What is needed
Please print exactly the line containing "Transcribe this image's" and every line after it to the end of the records below, and nothing more.

########

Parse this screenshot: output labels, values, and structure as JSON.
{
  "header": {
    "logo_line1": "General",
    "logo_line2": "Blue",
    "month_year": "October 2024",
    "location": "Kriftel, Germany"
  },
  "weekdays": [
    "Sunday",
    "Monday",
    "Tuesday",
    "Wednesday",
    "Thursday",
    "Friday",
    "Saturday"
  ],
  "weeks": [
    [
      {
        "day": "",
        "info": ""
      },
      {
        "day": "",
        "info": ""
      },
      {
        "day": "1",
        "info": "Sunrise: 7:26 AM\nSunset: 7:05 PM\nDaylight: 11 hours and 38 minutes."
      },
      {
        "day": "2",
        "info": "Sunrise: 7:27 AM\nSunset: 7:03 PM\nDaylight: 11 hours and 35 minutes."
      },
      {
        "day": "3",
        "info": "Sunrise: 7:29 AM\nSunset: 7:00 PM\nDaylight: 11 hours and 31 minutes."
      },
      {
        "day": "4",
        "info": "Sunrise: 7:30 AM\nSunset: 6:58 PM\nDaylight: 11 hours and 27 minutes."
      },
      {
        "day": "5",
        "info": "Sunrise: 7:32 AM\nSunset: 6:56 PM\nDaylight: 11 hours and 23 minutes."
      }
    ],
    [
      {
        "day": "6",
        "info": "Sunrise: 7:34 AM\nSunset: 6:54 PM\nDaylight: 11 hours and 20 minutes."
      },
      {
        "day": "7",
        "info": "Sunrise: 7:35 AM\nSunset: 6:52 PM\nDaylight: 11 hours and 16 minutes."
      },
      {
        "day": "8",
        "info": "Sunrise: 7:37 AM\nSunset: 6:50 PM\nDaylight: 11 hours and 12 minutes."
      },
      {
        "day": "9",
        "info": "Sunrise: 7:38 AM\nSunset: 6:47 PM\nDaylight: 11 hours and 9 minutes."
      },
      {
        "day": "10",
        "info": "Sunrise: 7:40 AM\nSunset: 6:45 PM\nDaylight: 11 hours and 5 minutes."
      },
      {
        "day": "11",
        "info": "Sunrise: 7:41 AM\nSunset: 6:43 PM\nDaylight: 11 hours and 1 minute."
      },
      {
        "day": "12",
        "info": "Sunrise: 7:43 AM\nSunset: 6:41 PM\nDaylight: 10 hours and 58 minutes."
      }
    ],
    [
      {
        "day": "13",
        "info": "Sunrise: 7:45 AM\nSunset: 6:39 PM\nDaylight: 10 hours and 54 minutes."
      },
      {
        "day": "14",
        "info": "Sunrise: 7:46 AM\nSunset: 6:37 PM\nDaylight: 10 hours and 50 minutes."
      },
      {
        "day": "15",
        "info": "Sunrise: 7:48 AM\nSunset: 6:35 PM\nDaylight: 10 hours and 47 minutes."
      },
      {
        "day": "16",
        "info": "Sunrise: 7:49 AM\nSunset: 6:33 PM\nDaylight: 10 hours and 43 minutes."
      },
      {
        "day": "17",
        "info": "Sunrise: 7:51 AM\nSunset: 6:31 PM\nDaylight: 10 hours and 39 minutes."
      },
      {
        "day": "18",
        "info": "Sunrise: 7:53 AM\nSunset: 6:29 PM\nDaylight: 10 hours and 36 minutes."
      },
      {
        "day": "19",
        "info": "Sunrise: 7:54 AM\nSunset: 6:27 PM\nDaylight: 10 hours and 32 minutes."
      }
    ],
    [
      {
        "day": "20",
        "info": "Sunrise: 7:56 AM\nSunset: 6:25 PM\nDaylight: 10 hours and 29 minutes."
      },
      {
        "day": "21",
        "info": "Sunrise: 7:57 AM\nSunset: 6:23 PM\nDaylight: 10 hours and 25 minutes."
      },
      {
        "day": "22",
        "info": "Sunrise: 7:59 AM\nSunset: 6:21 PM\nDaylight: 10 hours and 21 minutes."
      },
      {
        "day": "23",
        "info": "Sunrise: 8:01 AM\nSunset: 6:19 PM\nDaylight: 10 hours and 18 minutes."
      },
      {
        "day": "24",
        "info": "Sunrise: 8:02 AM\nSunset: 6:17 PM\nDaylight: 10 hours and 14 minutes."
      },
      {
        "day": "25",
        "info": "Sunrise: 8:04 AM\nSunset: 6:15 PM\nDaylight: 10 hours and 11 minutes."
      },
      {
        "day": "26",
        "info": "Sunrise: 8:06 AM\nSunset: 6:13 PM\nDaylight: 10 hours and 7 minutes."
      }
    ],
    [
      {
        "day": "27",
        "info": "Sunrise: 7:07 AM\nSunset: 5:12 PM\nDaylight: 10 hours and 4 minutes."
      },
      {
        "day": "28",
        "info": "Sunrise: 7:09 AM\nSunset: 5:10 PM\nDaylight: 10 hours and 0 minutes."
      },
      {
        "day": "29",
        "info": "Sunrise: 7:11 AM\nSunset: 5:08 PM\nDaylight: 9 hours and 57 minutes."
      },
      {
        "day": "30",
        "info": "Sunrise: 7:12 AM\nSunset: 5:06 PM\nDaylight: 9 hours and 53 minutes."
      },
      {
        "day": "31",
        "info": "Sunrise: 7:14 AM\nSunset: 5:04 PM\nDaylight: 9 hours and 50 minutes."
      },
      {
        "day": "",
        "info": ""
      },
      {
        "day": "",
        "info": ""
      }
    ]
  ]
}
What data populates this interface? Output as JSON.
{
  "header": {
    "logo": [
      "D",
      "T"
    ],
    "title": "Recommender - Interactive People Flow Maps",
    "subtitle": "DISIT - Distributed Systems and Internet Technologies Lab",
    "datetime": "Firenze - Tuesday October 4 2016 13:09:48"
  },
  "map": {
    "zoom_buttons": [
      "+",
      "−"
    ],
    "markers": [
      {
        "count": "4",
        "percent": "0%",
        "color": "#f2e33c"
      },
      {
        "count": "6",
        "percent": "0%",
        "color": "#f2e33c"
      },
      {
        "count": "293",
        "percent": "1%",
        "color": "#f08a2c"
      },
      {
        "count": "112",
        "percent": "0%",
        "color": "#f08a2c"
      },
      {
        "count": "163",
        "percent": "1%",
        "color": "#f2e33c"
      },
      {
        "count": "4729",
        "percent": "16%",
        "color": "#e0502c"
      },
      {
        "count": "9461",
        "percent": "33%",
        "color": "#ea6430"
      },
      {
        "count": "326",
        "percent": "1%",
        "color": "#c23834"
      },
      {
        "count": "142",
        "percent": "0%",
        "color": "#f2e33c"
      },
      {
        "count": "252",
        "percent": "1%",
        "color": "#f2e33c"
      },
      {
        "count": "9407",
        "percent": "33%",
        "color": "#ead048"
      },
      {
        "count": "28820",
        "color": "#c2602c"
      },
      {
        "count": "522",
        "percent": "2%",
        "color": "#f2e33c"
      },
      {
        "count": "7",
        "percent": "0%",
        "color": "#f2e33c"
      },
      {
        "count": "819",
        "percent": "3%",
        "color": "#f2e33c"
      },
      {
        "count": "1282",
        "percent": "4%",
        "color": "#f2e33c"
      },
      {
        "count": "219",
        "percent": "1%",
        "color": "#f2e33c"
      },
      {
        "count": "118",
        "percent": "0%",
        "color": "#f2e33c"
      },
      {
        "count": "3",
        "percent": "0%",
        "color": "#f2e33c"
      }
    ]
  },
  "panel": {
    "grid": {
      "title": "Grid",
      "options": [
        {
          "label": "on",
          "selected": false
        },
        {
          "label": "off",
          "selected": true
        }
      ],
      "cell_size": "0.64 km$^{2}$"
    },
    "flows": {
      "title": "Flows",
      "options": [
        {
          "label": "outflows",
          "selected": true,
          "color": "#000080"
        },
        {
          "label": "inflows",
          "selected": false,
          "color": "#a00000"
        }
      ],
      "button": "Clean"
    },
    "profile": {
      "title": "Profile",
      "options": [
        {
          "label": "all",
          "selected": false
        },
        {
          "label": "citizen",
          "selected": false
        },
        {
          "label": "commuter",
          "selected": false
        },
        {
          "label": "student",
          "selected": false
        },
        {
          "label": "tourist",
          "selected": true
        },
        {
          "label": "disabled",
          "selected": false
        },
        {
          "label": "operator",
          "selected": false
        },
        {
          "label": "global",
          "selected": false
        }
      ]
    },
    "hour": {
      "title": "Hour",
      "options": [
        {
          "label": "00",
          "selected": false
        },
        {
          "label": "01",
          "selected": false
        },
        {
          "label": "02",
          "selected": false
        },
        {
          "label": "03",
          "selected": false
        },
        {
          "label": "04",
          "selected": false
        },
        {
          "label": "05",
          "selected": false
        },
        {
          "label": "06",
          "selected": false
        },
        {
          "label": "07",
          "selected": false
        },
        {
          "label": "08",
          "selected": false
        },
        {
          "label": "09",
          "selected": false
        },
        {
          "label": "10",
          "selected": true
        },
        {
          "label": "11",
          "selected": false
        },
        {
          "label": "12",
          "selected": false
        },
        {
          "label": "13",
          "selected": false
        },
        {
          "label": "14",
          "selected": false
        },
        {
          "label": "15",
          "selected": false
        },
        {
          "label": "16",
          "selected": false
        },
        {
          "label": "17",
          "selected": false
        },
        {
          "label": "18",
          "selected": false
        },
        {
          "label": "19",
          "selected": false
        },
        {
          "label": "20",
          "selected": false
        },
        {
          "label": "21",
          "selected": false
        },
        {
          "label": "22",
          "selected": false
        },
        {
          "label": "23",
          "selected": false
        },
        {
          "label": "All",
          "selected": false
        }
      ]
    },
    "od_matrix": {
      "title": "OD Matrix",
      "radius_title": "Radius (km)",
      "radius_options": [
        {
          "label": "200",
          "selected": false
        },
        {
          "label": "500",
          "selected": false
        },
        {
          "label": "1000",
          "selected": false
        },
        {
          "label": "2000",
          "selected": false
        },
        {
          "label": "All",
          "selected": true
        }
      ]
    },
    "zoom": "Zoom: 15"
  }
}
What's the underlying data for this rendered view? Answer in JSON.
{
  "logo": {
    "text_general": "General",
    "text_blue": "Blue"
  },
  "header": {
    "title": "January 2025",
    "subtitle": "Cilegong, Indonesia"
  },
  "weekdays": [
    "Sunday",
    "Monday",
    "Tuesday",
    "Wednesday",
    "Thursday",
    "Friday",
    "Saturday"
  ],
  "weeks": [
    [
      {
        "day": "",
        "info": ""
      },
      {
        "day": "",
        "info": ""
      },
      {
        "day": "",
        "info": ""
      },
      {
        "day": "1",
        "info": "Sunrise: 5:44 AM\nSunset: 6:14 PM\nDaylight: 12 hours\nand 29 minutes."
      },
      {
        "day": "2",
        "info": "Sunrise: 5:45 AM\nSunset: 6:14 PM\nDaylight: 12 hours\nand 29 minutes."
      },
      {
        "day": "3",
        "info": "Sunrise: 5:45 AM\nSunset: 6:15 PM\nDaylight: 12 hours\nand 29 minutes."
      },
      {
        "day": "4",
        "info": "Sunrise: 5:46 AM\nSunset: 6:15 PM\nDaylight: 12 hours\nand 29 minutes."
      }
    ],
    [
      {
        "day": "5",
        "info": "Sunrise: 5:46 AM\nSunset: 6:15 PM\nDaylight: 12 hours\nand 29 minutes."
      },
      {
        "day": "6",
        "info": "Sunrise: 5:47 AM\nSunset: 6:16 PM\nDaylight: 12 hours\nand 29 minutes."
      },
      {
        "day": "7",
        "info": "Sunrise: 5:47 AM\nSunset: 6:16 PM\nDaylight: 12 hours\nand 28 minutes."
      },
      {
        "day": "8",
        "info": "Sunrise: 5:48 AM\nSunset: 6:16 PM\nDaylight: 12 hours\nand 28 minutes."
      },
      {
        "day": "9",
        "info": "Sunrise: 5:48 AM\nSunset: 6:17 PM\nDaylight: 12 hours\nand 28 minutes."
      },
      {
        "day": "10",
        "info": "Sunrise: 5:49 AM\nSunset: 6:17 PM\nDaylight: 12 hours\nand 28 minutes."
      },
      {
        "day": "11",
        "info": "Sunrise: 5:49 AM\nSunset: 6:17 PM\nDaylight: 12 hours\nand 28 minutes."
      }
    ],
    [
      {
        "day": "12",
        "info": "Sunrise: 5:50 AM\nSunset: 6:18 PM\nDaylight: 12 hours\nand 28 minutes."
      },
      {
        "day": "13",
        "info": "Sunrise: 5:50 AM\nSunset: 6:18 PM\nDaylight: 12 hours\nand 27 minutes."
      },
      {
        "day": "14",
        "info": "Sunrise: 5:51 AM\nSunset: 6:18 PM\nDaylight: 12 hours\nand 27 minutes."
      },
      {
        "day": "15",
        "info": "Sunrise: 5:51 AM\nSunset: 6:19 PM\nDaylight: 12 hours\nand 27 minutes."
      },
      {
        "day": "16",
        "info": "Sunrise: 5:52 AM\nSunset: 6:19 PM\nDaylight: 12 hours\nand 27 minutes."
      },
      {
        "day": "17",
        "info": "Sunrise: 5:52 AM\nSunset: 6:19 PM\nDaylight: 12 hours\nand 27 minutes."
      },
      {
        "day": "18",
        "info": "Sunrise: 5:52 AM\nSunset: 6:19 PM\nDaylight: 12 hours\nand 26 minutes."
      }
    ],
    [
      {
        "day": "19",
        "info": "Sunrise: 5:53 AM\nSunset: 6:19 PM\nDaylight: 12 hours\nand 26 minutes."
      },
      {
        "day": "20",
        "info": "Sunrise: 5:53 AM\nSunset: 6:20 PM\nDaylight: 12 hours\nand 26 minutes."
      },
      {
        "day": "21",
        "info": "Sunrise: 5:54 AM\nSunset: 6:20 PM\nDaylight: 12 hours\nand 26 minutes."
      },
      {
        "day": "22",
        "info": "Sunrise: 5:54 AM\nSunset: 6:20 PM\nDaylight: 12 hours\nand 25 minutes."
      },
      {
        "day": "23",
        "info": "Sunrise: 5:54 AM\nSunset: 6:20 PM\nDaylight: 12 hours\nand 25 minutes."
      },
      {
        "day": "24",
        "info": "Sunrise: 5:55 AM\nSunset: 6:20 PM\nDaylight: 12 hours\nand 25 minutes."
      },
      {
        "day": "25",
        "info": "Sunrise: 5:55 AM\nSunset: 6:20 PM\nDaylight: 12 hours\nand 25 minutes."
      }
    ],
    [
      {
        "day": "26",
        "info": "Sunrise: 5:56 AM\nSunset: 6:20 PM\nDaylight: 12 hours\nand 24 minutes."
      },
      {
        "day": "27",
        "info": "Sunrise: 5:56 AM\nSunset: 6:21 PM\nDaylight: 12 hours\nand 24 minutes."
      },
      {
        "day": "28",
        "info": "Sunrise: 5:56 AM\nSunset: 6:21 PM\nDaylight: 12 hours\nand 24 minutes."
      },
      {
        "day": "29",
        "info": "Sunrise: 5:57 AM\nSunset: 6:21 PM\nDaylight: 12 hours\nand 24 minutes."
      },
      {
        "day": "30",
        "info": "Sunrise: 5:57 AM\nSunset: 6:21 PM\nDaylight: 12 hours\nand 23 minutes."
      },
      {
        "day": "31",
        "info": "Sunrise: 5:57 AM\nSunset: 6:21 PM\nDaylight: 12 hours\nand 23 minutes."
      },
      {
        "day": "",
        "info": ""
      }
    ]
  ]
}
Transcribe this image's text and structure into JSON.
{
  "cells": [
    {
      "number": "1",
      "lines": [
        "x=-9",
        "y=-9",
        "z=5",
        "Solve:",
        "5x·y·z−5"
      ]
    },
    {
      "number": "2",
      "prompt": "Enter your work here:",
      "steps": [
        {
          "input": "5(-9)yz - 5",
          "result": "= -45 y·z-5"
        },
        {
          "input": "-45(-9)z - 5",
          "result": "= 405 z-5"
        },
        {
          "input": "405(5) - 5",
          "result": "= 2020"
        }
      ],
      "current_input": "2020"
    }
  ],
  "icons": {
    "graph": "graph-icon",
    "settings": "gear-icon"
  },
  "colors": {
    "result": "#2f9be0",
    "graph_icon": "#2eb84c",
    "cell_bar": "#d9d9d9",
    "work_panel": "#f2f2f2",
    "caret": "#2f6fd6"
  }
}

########

Exercise response
Transcribe this image's text and structure into JSON.
{
  "cells": [
    {
      "number": "1",
      "lines": [
        "x=-9",
        "y=-9",
        "z=5",
        "Solve:",
        "5x·y·z−5"
      ]
    },
    {
      "number": "2",
      "prompt": "Enter your work here:",
      "steps": [
        {
          "input": "5(-9)yz - 5",
          "result": "= -45 y·z-5"
        },
        {
          "input": "-45(-9)z - 5",
          "result": "= 405 z-5"
        },
        {
          "input": "405(5) - 5",
          "result": "= 2020"
        }
      ],
      "current_input": "2020"
    }
  ],
  "icons": {
    "graph": "graph-icon",
    "settings": "gear-icon"
  },
  "colors": {
    "result": "#2f9be0",
    "graph_icon": "#2eb84c",
    "cell_bar": "#d9d9d9",
    "work_panel": "#f2f2f2",
    "caret": "#2f6fd6"
  }
}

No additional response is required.